What the task requires:
Looking through the data below, work out how many lines have the word "icon". Reply with that number only.

Data to process:
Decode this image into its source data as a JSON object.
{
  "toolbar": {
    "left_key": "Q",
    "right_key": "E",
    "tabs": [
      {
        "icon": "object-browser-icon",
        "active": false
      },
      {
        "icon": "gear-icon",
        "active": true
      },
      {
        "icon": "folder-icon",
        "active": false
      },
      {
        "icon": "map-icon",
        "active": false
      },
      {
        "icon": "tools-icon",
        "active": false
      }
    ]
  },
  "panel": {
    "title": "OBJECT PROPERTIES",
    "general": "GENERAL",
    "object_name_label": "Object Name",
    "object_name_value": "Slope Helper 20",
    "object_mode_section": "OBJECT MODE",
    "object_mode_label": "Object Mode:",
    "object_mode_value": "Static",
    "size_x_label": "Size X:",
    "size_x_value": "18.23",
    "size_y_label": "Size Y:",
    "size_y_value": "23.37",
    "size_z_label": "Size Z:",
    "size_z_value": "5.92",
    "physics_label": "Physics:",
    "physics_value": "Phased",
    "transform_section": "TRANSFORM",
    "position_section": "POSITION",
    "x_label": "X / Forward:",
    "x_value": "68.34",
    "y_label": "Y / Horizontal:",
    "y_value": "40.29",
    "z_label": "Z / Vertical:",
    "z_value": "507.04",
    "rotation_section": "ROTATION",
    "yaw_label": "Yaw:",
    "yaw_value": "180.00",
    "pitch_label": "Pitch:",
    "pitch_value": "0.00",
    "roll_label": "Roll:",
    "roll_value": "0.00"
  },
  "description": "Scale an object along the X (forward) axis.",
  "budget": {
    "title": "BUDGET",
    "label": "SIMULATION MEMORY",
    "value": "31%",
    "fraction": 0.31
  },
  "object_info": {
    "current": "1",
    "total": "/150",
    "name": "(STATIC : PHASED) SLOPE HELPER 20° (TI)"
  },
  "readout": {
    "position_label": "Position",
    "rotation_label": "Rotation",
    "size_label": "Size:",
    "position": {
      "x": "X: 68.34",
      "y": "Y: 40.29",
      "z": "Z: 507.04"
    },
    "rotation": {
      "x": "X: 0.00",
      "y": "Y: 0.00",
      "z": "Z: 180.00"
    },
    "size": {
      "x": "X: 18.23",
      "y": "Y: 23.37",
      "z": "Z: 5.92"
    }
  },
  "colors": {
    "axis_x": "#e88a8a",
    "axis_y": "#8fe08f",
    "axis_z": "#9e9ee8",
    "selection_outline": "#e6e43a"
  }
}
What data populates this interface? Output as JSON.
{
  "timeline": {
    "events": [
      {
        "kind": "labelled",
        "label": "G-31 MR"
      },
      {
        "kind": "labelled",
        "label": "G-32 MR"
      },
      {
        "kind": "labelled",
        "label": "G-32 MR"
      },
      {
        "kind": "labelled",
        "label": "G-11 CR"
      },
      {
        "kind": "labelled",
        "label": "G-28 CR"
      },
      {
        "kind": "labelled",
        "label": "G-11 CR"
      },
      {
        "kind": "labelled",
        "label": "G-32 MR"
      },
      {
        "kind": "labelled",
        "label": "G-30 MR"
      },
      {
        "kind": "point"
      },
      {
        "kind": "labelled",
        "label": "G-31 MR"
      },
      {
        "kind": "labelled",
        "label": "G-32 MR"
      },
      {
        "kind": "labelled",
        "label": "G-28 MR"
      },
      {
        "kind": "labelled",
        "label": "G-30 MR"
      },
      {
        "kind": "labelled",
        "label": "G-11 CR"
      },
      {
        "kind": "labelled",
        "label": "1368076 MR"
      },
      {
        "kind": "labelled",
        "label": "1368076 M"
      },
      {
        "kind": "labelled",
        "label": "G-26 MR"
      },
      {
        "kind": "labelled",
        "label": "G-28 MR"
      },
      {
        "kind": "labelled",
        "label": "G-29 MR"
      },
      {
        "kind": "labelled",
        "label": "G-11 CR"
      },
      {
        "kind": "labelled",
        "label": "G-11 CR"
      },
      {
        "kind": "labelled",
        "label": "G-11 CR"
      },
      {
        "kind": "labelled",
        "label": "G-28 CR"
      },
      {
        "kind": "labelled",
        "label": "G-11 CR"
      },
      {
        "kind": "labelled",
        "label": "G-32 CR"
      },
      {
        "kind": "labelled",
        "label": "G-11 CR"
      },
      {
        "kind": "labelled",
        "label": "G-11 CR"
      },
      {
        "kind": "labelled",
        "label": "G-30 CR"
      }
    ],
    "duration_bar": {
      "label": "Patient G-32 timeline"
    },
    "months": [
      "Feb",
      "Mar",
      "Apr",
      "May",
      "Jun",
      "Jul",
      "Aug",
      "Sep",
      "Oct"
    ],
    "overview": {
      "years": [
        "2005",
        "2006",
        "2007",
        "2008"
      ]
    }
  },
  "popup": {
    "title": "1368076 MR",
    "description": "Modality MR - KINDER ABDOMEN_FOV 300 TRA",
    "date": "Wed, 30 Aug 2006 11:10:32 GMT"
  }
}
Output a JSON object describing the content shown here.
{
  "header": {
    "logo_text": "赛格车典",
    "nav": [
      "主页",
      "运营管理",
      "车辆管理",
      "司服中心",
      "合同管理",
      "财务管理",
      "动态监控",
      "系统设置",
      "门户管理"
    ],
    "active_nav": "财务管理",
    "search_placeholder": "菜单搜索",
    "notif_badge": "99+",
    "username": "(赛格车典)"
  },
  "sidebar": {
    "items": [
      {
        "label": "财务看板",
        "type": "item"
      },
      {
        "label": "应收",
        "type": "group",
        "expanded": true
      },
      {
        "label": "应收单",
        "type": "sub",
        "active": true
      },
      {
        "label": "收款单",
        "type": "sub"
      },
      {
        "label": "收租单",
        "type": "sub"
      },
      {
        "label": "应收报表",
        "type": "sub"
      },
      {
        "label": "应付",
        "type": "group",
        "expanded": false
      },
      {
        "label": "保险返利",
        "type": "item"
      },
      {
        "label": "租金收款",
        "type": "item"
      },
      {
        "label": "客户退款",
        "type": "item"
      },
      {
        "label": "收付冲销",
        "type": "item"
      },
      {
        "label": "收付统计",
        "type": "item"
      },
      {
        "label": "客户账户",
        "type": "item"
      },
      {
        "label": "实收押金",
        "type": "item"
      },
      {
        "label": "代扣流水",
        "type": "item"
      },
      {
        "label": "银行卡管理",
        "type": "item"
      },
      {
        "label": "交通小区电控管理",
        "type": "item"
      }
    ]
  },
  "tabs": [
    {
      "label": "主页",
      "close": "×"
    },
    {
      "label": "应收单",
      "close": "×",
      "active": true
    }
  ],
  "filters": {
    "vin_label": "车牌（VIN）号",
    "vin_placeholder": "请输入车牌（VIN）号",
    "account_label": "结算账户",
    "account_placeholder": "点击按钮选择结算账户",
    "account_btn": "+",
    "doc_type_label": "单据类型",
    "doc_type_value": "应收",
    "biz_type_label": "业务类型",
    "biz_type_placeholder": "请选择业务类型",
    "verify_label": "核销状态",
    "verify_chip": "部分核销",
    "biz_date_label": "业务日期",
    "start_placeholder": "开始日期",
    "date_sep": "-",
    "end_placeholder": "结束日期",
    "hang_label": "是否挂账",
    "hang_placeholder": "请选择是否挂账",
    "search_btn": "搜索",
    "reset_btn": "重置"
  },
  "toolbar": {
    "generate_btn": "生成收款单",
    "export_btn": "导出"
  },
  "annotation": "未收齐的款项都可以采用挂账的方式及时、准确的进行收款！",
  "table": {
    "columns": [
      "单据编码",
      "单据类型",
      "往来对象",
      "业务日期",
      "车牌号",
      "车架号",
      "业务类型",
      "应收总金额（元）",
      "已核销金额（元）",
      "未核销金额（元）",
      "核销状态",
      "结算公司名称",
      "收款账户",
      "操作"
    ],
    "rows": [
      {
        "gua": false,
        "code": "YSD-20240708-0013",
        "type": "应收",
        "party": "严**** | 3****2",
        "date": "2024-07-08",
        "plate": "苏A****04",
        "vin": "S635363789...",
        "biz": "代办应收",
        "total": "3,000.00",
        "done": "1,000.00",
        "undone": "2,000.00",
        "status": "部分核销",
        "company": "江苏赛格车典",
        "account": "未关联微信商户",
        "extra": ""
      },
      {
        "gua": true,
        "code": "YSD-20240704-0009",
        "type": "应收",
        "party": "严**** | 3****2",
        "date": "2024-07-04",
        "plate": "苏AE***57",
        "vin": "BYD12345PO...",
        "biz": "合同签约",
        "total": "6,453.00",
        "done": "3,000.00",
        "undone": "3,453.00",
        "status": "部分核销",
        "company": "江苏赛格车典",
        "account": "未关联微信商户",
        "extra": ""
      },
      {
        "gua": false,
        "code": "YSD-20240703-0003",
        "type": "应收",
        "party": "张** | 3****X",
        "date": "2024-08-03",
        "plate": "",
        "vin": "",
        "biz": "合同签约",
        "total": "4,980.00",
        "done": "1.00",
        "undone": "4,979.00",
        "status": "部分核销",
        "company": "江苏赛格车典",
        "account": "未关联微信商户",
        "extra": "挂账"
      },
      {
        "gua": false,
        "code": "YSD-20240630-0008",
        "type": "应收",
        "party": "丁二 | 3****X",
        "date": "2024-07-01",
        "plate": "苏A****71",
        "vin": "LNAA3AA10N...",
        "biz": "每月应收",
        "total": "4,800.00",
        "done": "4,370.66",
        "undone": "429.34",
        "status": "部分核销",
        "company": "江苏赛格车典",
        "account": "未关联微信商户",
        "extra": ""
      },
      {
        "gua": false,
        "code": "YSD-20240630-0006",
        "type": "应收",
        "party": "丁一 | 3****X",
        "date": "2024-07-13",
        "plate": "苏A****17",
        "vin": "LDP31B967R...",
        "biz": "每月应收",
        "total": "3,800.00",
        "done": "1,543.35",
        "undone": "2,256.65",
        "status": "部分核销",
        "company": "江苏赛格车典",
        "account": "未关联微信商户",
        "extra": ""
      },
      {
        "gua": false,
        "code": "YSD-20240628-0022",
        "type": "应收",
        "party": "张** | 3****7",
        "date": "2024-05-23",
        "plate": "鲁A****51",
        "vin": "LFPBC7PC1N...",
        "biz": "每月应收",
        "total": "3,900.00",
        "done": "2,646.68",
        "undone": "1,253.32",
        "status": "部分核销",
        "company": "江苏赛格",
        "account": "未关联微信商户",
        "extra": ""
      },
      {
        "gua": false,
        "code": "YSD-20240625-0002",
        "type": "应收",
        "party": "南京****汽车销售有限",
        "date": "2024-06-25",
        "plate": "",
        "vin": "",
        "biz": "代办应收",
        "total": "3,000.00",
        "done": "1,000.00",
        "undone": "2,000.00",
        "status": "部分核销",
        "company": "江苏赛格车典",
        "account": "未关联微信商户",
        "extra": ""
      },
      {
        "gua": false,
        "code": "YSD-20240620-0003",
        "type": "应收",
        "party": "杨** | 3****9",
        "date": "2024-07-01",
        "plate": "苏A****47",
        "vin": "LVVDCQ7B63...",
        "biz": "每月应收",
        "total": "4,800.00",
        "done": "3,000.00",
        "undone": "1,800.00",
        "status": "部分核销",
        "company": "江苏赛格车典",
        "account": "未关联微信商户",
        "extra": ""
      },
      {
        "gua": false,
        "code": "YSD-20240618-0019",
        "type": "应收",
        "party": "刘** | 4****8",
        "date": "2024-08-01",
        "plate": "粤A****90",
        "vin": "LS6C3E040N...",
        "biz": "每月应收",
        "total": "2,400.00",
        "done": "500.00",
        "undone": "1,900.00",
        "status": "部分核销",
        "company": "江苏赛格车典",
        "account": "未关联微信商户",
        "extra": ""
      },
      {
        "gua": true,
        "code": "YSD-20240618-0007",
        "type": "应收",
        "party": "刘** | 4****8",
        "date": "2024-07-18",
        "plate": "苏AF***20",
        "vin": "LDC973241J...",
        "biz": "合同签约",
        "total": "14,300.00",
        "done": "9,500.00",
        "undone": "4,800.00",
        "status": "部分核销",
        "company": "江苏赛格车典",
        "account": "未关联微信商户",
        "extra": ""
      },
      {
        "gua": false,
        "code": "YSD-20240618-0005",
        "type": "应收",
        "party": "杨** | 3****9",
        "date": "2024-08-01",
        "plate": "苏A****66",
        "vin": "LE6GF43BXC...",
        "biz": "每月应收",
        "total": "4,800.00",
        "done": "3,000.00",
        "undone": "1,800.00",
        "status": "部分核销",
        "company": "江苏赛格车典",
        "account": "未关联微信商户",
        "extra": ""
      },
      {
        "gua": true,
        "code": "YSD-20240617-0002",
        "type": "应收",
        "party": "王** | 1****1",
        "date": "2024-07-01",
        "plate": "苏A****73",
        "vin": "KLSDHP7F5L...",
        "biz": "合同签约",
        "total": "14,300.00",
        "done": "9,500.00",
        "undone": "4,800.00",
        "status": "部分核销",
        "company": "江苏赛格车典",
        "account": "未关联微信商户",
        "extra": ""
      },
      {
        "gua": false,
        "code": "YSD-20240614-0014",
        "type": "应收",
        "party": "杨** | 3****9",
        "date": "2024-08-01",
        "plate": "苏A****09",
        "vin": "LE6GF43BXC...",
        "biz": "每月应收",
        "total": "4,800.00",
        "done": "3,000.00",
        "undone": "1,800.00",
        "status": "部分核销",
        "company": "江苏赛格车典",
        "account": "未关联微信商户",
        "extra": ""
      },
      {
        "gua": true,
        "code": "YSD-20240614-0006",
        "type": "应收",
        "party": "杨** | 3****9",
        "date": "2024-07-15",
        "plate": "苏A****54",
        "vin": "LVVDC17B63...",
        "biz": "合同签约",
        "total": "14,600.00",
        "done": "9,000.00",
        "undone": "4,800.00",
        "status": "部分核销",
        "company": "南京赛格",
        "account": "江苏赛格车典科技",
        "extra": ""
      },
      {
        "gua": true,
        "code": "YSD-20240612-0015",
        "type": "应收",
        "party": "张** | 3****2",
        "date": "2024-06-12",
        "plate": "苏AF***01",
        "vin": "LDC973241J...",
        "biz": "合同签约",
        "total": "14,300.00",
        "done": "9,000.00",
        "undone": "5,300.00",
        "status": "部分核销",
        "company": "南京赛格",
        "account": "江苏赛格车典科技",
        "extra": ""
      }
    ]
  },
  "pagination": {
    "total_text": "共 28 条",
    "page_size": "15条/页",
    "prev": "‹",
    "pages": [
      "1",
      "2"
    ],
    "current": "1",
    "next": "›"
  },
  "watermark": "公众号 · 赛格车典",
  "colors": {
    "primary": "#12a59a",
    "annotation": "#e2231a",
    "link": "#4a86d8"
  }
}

Solution to this exercise:
5